Synopsis: The (presumably auto-biographical) story of a young gay boy trying to fit into Japanese society.
My Take: Mishima is one of those authors (like Solzenitzen or Hemmingway) whose work is made even richer by their his extraordinary personal life. A militant Japanese ultra-conservative (fascist really) martial arts aficionado, Mishima isn’t your usual suspect for a writer of subtle and ambiguous literature. What makes him even more extraordinary however is the fact that he was an openly HOMOSEXUAL, militant Japanese fascist martial arts loving author. Given the contradictions inherent in that package it’s perhaps no great surprise that Mishima ultimately killed himself by committing public Hari-kiri in protest at the modernisation of Japanese society (and arts in particular).
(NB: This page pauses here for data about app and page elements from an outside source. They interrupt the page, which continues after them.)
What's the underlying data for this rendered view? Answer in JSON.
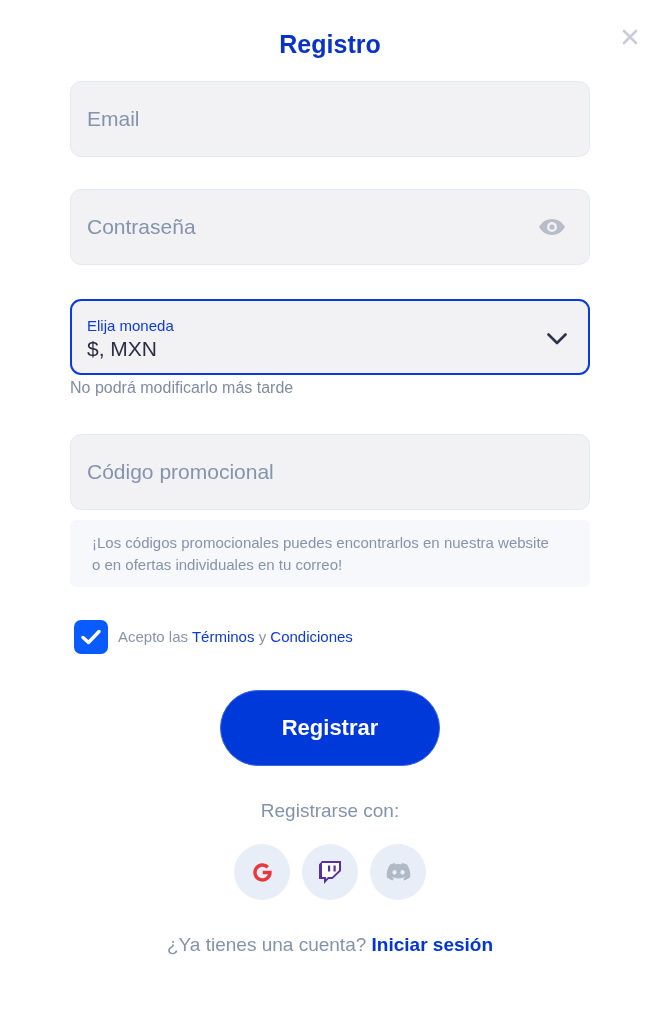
{
  "title": "Registro",
  "fields": [
    {
      "kind": "text",
      "placeholder": "Email",
      "focused": false
    },
    {
      "kind": "password",
      "placeholder": "Contraseña",
      "focused": false
    },
    {
      "kind": "select",
      "label": "Elija moneda",
      "value": "$, MXN",
      "focused": true,
      "hint": "No podrá modificarlo más tarde"
    },
    {
      "kind": "text",
      "placeholder": "Código promocional",
      "focused": false,
      "note": "¡Los códigos promocionales puedes encontrarlos en nuestra website o en ofertas individuales en tu correo!"
    }
  ],
  "terms": {
    "checked": true,
    "parts": [
      {
        "kind": "text",
        "text": "Acepto las"
      },
      {
        "kind": "link",
        "text": "Términos"
      },
      {
        "kind": "text",
        "text": "y"
      },
      {
        "kind": "link",
        "text": "Condiciones"
      }
    ]
  },
  "submit": {
    "label": "Registrar"
  },
  "social": {
    "heading": "Registrarse con:",
    "buttons": [
      {
        "kind": "google"
      },
      {
        "kind": "twitch"
      },
      {
        "kind": "discord"
      }
    ]
  },
  "footer": {
    "text": "¿Ya tienes una cuenta?",
    "link": "Iniciar sesión"
  }
}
I had devoured Mishima’s most famous work, the Sea of Fertility tetralogy a few years ago and found it to be one of the most powerful works of literature I’d read. I mean this guy makes Gaberiel Garcia Marquez’s protagonists look like dilettantes. “Spring Snow” (the first book in the tetralogy), a story of fatalistic love in post-feudal Japan harnesses emotion in a positively visceral way and one of my all time favourite books (stay tuned for a long post on that one).
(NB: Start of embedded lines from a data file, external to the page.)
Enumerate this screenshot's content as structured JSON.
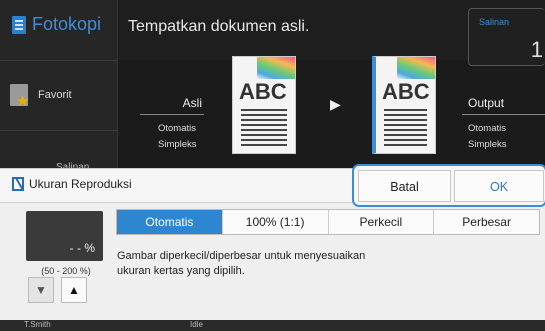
{
  "app": {
    "title": "Fotokopi",
    "instruction": "Tempatkan dokumen asli."
  },
  "sidebar": {
    "favorite_label": "Favorit",
    "peek_label": "Salinan"
  },
  "copies": {
    "label": "Salinan",
    "value": "1"
  },
  "original": {
    "label": "Asli",
    "line1": "Otomatis",
    "line2": "Simpleks",
    "page_text": "ABC"
  },
  "output": {
    "label": "Output",
    "line1": "Otomatis",
    "line2": "Simpleks",
    "page_text": "ABC"
  },
  "dialog": {
    "title": "Ukuran Reproduksi",
    "cancel_label": "Batal",
    "ok_label": "OK",
    "percent_value": "- - %",
    "range": "(50 - 200 %)",
    "tabs": [
      "Otomatis",
      "100% (1:1)",
      "Perkecil",
      "Perbesar"
    ],
    "active_tab": "Otomatis",
    "description": "Gambar diperkecil/diperbesar untuk menyesuaikan ukuran kertas yang dipilih."
  },
  "statusbar": {
    "user": "T.Smith",
    "status": "Idle"
  },
  "colors": {
    "accent": "#2f86d0",
    "brand_text": "#3f8fd6",
    "dark_bg": "#1b1b1b"
  }
}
So, I had high hopes for “Confessions of a Mask”; hopes that were in the large part borne out. The book is one of Mishima’s earliest works (he wrote it at just 24 years of age which is mildly depressing from a personal perspective) and doesn’t have the literary polish of the Sea of Fertility.
However, the book makes up for this lack of sheen through compelling subject matter. While it lacks the literary flourish of Spring Snow, it’s extremely successful in communicating the sense of differentness and isolation a gay boy must feel. A vignette about secretly falling in love with a prince (as opposed to the princess) in a Hans Christian Anderson fairy tale was especially touching in my view. Similarly, the continuing internal conflict in the protagonist between self-preservation (wearing the mask and conforming in society) and what he terms “self-destruction” (exploring his attractions) is also particularly rending.
All in all I quite enjoyed Confessions of a Mask. It’s not brilliantly written, but the back story is more than enough to keep you interested.
My “act” has ended by becoming an integral part of my nature, I told myself. It’s no longer an act. My knowledge that I am masquerading as a normal person has even corroded whatever of normality I originally possessed, ending by making me tell myself over and over again that it too was nothing but a pretense of normality. To say it another way, I’m becoming the sort of person who can’t believe in anything except the counterfeit.